Technology Innovation in Capital Markets: Open Platforms Opening New Horizons
Based on detailed discussions with senior executives at banks and technology and solutions providers in capital markets, this report discusses the latest trends and themes in the technology transformation journey with a focus on banks’ attitude to and desire for open platforms.
Key research questions
- How are banks approaching technology innovation?
- What is the level of awareness and interest about open platforms?
- When and how are banks likely to participate in open platforms?

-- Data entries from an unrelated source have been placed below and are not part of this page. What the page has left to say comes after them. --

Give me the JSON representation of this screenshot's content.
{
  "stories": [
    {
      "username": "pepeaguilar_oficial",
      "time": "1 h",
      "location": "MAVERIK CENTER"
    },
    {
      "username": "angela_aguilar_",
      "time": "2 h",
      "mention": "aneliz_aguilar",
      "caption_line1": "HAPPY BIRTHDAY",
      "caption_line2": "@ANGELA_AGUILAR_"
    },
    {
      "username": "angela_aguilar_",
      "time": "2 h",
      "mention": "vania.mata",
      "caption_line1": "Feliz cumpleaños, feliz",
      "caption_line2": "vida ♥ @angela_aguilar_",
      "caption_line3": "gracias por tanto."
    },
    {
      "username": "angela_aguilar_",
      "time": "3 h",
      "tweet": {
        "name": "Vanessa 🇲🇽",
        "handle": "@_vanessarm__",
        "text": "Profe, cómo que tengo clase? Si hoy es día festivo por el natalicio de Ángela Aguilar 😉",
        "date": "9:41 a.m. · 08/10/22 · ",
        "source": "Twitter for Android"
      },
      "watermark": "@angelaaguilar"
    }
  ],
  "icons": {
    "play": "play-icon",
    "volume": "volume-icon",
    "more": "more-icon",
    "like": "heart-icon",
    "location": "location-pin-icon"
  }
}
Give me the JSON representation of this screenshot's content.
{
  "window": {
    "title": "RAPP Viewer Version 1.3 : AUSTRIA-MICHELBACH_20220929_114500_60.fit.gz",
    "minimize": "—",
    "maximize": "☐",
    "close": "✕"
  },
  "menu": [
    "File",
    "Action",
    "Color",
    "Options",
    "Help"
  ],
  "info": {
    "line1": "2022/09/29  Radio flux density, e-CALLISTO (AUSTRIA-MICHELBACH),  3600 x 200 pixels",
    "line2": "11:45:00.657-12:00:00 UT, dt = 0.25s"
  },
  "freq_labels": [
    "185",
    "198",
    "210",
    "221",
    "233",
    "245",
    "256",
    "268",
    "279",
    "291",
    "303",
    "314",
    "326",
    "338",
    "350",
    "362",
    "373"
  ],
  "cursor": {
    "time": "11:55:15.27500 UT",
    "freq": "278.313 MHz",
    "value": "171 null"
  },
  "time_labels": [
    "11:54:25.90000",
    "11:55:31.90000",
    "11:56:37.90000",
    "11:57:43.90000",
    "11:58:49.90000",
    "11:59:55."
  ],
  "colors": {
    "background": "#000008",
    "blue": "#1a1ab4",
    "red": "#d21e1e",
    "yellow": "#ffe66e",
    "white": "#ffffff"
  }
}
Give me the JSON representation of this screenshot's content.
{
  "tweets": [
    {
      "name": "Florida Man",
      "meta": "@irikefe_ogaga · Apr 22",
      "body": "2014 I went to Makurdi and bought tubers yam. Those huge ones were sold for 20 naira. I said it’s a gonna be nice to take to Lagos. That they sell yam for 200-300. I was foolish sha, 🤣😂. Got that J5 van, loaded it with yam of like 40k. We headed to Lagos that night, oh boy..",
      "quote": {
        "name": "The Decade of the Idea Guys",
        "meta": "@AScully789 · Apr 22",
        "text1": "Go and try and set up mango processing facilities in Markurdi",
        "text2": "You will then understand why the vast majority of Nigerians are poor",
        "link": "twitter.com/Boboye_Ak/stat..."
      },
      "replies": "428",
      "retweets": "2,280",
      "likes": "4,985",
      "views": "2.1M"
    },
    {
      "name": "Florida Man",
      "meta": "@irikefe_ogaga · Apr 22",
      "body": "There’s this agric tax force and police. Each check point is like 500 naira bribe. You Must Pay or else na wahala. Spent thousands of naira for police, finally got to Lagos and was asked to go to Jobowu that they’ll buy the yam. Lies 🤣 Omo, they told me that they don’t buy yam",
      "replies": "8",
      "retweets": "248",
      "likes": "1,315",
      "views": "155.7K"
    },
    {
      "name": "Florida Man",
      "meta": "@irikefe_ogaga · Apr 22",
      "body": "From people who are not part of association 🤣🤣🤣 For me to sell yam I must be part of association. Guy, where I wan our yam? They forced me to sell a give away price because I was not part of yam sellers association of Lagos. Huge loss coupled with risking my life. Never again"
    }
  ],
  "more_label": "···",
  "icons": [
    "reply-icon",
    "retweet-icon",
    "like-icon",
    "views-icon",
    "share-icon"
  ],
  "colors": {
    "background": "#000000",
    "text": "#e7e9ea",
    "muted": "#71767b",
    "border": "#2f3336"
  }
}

Treasury and capital markets divisions at banks continue to struggle with the trilemma of complying with regulatory changes and meeting evolving client demands while needing to improve business economics. Technology has emerged at the forefront of the capital markets because it is critical for executing business and operating strategies. Banks are increasingly turning to fintech providers to drive technology innovation because they are perceived to be agile, nimble, and unconstrained by old technology and bureaucracy. But banks’ ability to easily access and integrate new solutions is constrained by limited budgets, complex and inflexible internal technology, and onerous vendor management needs.
The growing adoption of cloud, open APIs, and platform-based business and operating models is creating new avenues for easier interaction in the technology ecosystem, giving rise to open platforms. Open platforms allow multiple participants (producers and consumers) to connect, interact, create, and exchange value with each other.
Based on detailed discussions with senior executives at banks and technology and solutions providers in capital markets, this report discusses the latest trends and themes in the technology transformation journey with a focus on banks’ attitude to and desire for open platforms. Key findings include:
- All participating banks in our study were aware of open platforms, and a vast majority are currently using or exploring usage of open platforms.
- Lower cost of entry to innovation and access to a trusted set of fintechs are the biggest drivers behind the interest in open platforms.
- Regarding their engagement with open platforms, buying solutions from the platform was the near unanimous choice, and many are also interested in building solutions themselves as well as sharing them with others on open platforms.
- Security concerns and integration with existing systems were cited as key challenges in the adoption of open platforms; however, the general view was that these concerns would not be show-stoppers if the platform has a thriving ecosystem and solutions that solved banks’ pressing needs. Banks think participation of a few of their peers on the platform should help mitigate the challenges and provide comfort to future users.
- In terms of specific use cases, the biggest interest was in solutions that are non-core to banks’ operations; KYC-client onboarding, regtech solutions, trade processing and analytical tools especially leveraging AI and machine learning were rated highly. When it comes to technology innovation, many banks are not primarily motivated by specific use cases and are more attracted to the possibilities of discovering new solutions through open platforms, especially ones driven by new technology.
The high awareness of and interest in open platforms were reflected in banks’ eagerness to participate in an open platform, as 67% of them indicated they expect to start using them within the next two years if the platform has a critical mass of fintechs, peer banks, and interesting use cases.
In previous research Celent has noted banks’ desire to emulate technology firms such as Amazon, Uber, and Netflix, whereby they want to focus on building core capabilities while externalizing the rest through easily sourcing and connecting to specialist providers and solutions in non-core functions. The open platform model can be an enabler in realizing those aspirations.
This report was commissioned by Finastra, while Celent retained full editorial control.